[show abstract][hide abstract] ABSTRACT: Using IL-1/IL-1Ra knockout BALB/c mice, we showed that 3-methylcholatrene (3-MCA)-induced carcinogenesis is dependent on IL-1beta-induced inflammatory responses. Patterns of local inflammation and tumorigenicity were similar in wild-type (WT) and IL-1alpha(-/-) mice, while in IL-1beta(-/-) mice, tumorigenicity was attenuated and in IL-1Ra(-/-) mice accentuated. 3-MCA-induced fibrosarcoma cell lines from WT mice developed into progressive tumors in WT mice, while surprisingly, lines from IL-1alpha(-/-) mice formed tumors only in immunocompromized mice. 3-MCA-induced fibrosarcoma cell lines from IL-1alpha(-/-) mice, compared with lines from WT mice, manifested higher expression levels of "global" surface molecules related to Ag presentation and interactions with immune surveillance cells (MHC class I, B7.1, B7.2, L-selectin, and NKG2D ligands) and were eradicated mainly by CD4(+)- and CD8(+)-dependent T cell responses. Concomitantly, at the injection site of 3-MCA-induced fibrosarcoma cells derived from IL-1alpha(-/-) mice, a leukocyte infiltrate, subsequently replaced by a scar-like tissue, was observed. Immune aberrations in NK cell maturation, antitumor specific immunity and killing capacity of effector cells were observed in IL-1alpha(-/-) mice, in contrast to WT mice. Thus, we demonstrate in this study the significance of host-derived IL-1alpha in cancer immunoediting, by affecting innate and specific immunosurveillance mechanisms. Overall, the results presented in this study, together with our previous studies, attest to differential involvement of IL-1alpha and IL-1beta in tumorigenesis; host-derived IL-1beta mainly controls inflammation, while concomitantly, IL-1alpha controls immunosurveillance of the arising malignant cells. Elucidation of the involvement of the IL-1 molecules in the malignant process will hopefully lead to the development of novel approaches for chemoprevention and immunotherapy.
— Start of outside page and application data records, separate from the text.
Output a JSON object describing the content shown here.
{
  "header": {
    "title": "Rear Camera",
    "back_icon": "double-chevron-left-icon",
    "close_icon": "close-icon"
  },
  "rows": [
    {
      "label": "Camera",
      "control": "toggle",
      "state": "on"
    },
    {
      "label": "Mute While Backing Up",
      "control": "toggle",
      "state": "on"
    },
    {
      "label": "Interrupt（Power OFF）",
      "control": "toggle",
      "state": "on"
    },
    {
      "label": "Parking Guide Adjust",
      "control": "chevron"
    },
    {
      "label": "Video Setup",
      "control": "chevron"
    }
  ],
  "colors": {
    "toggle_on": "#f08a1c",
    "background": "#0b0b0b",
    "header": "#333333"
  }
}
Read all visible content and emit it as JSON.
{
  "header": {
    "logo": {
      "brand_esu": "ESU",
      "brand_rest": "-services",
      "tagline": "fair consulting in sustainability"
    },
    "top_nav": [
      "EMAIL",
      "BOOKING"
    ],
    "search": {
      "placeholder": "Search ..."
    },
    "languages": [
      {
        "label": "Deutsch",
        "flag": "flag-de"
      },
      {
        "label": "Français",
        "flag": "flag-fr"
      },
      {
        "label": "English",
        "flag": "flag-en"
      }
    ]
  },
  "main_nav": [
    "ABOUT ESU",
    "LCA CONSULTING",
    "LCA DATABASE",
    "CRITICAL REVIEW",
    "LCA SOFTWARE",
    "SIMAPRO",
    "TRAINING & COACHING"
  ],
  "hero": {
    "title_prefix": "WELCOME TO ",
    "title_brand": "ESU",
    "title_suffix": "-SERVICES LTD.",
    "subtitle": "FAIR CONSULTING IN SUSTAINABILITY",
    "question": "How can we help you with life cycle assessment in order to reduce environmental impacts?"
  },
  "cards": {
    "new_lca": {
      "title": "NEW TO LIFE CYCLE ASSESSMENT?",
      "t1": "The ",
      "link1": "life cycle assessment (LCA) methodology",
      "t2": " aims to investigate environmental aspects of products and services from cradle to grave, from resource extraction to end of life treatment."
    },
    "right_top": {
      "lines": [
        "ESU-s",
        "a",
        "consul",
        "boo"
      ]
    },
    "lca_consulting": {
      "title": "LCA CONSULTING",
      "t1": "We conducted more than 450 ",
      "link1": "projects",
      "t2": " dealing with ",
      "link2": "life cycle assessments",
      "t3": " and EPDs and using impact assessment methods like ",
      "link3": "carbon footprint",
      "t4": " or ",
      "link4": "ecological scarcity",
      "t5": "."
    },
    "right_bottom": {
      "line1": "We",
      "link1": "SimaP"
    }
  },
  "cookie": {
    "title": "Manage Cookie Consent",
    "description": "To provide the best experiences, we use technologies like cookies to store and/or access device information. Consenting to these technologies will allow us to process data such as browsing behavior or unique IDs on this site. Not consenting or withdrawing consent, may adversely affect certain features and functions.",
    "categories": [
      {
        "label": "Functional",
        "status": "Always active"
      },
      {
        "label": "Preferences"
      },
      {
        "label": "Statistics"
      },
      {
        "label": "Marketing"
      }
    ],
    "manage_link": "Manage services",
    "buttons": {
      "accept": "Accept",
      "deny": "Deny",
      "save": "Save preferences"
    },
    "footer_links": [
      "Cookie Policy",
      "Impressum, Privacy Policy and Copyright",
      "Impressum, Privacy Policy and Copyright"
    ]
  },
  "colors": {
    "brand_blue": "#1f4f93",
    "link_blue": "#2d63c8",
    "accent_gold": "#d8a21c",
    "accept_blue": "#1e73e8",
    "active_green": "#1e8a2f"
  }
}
The Journal of Immunology 05/2009; 182(8):4874-81. · 5.52 Impact Factor
[show abstract][hide abstract] ABSTRACT: The NK cell-activating receptor NKG2D plays a prominent role in antitumor immune responses. Expression of the multiple NKG2D ligands must be tightly controlled to guarantee that NK cells attack tumors but not healthy cells. New data reveal a novel mechanism of posttranslational regulation of the mouse NKG2D ligand MULT1, in which MULT1 is ubiquitinated and degraded in healthy cells. In response to UV stress or heat shock, ubiquitination of MULT1 decreases and cell surface expression increases. Thus, targeting the ubiquitination machinery in cancer cells might increase the susceptibility of tumors to NK cell-mediated killing.
Journal of Experimental Medicine 03/2009; 206(2):265-8. · 13.21 Impact Factor